### Given records
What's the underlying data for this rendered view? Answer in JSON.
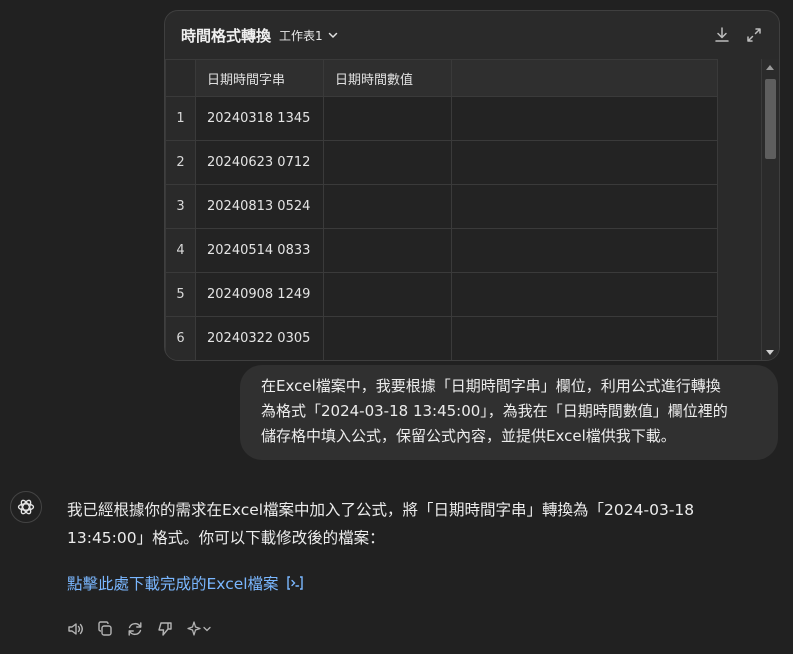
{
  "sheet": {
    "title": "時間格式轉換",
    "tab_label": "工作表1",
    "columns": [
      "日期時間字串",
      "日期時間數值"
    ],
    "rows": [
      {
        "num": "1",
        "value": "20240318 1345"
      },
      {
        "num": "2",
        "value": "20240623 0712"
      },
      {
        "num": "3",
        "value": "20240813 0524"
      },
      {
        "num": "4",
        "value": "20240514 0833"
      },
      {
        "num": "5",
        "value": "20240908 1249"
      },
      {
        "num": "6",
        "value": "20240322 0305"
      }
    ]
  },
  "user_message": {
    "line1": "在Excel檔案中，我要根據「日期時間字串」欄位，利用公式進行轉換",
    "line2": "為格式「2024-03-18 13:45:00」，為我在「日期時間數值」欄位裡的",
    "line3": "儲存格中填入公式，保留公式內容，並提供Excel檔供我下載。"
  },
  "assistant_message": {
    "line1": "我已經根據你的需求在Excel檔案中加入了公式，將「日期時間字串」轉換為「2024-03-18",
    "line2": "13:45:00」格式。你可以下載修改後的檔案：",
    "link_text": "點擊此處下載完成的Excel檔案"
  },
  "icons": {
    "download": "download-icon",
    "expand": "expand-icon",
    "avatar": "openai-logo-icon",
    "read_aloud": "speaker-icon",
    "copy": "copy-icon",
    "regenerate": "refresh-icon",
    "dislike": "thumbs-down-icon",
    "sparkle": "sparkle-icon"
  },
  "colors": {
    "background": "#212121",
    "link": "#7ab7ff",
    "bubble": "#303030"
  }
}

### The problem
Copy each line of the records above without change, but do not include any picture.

### Response box
What's the underlying data for this rendered view? Answer in JSON.
{
  "sheet": {
    "title": "時間格式轉換",
    "tab_label": "工作表1",
    "columns": [
      "日期時間字串",
      "日期時間數值"
    ],
    "rows": [
      {
        "num": "1",
        "value": "20240318 1345"
      },
      {
        "num": "2",
        "value": "20240623 0712"
      },
      {
        "num": "3",
        "value": "20240813 0524"
      },
      {
        "num": "4",
        "value": "20240514 0833"
      },
      {
        "num": "5",
        "value": "20240908 1249"
      },
      {
        "num": "6",
        "value": "20240322 0305"
      }
    ]
  },
  "user_message": {
    "line1": "在Excel檔案中，我要根據「日期時間字串」欄位，利用公式進行轉換",
    "line2": "為格式「2024-03-18 13:45:00」，為我在「日期時間數值」欄位裡的",
    "line3": "儲存格中填入公式，保留公式內容，並提供Excel檔供我下載。"
  },
  "assistant_message": {
    "line1": "我已經根據你的需求在Excel檔案中加入了公式，將「日期時間字串」轉換為「2024-03-18",
    "line2": "13:45:00」格式。你可以下載修改後的檔案：",
    "link_text": "點擊此處下載完成的Excel檔案"
  },
  "icons": {
    "download": "download-icon",
    "expand": "expand-icon",
    "avatar": "openai-logo-icon",
    "read_aloud": "speaker-icon",
    "copy": "copy-icon",
    "regenerate": "refresh-icon",
    "dislike": "thumbs-down-icon",
    "sparkle": "sparkle-icon"
  },
  "colors": {
    "background": "#212121",
    "link": "#7ab7ff",
    "bubble": "#303030"
  }
}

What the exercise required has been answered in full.